When it comes to the word “Hibiscus” it can cause a hubbub of befuddlement for some understanding the broad descriptive terminology for what is a “Hibiscus?” It is a diverse genus of hundreds of species that are deciduous, perennial or tropical.
You then hear “Rose of Sharon” or “Althea” thrown into the mix and soon the bewilderment. The primary types of “Hibiscus” we enjoy in our yards and gardens are a “woody” hibiscus, an “herbaceous” perennial hibiscus and a “tropical” hibiscus. When they bloom in the heat of summer it’s “hooray for Hibiscus!” Here is a brief tutorial with pictures.
In August the giant dinner plate blooms of herbaceous Hibiscus moscheutos or “Mallow” hibiscus are stunning and a real showstopper. The plants grow to 4 to 5 feet tall and the blooms can be 6 inches to a foot across. They die back to the ground in winter and start slow in spring. But once warm summer temperatures arrive they are off to the races to wow admirers to their impressive blooms.
In July and August the “woody” type of Hibiscus blooms in abundance on trees and shrubs and is known as Hibiscus syriacus. It was given the epithet “syriacus” because it had been collected from gardens in Syria but is native to Asia. People commonly refer to them as “Rose of Sharon” or Althea. Good for late season flowering (July to September) it can get “leggy” as a woody landscape plant so it responds well to pruning.
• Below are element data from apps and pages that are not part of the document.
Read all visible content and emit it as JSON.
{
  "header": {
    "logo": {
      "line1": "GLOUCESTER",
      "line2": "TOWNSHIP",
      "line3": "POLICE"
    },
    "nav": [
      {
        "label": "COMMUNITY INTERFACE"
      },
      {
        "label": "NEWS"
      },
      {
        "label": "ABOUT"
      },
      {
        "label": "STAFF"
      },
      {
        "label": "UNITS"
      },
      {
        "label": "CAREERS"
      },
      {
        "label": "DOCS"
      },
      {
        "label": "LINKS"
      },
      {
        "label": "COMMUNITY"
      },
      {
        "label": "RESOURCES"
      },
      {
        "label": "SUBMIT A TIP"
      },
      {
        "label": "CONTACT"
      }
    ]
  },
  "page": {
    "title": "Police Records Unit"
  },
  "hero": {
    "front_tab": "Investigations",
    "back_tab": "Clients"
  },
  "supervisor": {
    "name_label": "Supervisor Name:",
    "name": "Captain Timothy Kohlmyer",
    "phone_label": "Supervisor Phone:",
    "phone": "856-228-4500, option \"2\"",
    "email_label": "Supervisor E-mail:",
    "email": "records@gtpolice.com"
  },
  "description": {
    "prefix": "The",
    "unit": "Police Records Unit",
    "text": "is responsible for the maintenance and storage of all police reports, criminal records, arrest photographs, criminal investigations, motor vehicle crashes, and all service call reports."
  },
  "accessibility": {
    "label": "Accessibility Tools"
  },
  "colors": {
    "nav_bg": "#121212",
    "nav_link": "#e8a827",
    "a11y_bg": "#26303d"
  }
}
And last but not least is the “tropical” Hibiscus we put out on our decks and patios or around the poolside in summer. Hibiscus rosa-sinensis. The word “tropical” should clue you that we enjoy it outside in summer and have to bring it indoors as a “houseplant” in winter or grow as an annual and replace next year.